And then there’s the combat, which seems to have gone from strength to strength since the original Trine. You are practically mauled by skeletons, goblins and other creatures far too regularly in the earlier instalments, which is a nuisance during your platforming escapades. Fortunately, by the time you reach Trine 4, these bits are sectioned off during a level to allow the focus to solely be on one thing or the other. Still, the fighting is the least exciting aspect of the adventures; aside from the occasional boss segment, which brings a tactical approach to the action as the challenge is more a mental problem to solve.

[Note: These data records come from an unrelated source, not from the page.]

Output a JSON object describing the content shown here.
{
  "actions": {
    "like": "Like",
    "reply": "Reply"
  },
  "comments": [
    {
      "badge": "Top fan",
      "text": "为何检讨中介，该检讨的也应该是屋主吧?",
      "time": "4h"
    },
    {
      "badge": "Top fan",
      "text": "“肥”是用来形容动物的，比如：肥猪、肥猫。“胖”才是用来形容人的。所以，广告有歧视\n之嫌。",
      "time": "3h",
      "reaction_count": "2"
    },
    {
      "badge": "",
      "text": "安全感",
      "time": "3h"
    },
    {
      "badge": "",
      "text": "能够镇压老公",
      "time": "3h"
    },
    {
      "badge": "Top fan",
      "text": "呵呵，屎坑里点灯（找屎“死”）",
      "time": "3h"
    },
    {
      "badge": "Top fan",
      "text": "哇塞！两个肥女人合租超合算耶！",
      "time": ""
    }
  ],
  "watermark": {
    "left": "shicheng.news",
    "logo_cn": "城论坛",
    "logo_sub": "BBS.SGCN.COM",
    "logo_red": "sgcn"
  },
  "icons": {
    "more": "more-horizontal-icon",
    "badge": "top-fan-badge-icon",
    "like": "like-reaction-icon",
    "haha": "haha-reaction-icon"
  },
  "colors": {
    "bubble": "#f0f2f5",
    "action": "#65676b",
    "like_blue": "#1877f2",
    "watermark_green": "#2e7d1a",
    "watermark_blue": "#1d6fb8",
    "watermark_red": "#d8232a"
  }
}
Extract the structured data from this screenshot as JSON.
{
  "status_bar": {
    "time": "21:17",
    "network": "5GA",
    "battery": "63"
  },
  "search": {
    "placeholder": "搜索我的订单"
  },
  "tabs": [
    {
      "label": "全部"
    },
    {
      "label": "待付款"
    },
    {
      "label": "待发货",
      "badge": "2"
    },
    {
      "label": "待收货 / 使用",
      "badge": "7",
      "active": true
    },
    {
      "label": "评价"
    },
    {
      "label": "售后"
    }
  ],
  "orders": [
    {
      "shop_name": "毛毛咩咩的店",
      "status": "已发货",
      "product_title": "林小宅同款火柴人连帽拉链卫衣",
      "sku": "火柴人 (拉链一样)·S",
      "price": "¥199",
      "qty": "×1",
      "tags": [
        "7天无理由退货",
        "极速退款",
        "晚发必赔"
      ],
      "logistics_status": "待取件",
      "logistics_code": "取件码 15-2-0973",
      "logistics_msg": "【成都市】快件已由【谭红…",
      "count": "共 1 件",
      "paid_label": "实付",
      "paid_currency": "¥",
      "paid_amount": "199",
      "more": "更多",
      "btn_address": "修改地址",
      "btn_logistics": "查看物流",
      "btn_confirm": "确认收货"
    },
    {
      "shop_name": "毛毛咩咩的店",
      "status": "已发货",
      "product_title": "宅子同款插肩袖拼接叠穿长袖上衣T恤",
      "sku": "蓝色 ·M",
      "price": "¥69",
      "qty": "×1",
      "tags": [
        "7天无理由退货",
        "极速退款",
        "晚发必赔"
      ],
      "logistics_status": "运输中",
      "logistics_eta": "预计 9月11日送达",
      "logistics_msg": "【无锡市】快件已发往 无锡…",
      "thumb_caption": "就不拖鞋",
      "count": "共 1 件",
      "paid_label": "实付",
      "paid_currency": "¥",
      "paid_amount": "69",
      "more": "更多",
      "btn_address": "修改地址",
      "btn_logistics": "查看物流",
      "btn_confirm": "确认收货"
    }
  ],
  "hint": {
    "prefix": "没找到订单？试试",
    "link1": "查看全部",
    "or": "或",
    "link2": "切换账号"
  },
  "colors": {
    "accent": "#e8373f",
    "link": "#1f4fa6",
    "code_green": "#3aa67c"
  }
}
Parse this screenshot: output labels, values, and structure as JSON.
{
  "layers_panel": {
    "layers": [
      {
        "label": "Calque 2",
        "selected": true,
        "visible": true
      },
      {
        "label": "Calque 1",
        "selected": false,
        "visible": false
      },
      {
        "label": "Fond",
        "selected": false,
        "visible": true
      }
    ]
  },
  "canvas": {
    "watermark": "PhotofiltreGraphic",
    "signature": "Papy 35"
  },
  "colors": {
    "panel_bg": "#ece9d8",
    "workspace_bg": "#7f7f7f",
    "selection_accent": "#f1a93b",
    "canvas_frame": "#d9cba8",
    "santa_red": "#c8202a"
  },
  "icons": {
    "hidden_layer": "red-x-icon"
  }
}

The most obvious reason to give Trine: Ultimate Collection a go though, is to share the journey alongside a friend or family member in co-op. In fact, four of you can jump in together, either local or online, for Trine 4 and experience the joys it has to offer. For some reason on Xbox One, the other three games are limited to just offline play alongside up to two companions. Nevertheless, it’s better to tackle the puzzles with the additional brainpower and create gaming memories in the process.
Visually, the whole collection is a bit of a mixed bag due to the age of the older titles, with the original Trine looking as if a hazy filter has been applied and the locations have less of a magical vibe, coming across darker on the whole. In stark contrast, Trine 4 is utterly gorgeous with delightful locations and characters that could have been taken straight from one of your favourite fairytales. To be fair, as you advance through the collection, you’ll notice more clarity, vibrancy and better character models on the whole. The audio is great in the way that it isn’t intrusive and merely helps to create a melancholic atmosphere.
The Trine: Ultimate Collection is great if you’re after a co-op puzzler – or four – with a ton of challenging, but fun, gameplay to be had. Without a doubt I’d highly recommend Trine 4: The Nightmare Prince because it’s almost faultless and the stunning world it transports you to is one that mustn’t be missed. In fairness, the only drawbacks found in the rest of the series are age-related and an ill-fated switch to 3D for Trine 3. So, if you can overlook those aspects and don’t mind learning slightly new controls each time, pick up Trine: Ultimate Collection on Xbox One and bathe in the puzzling glory!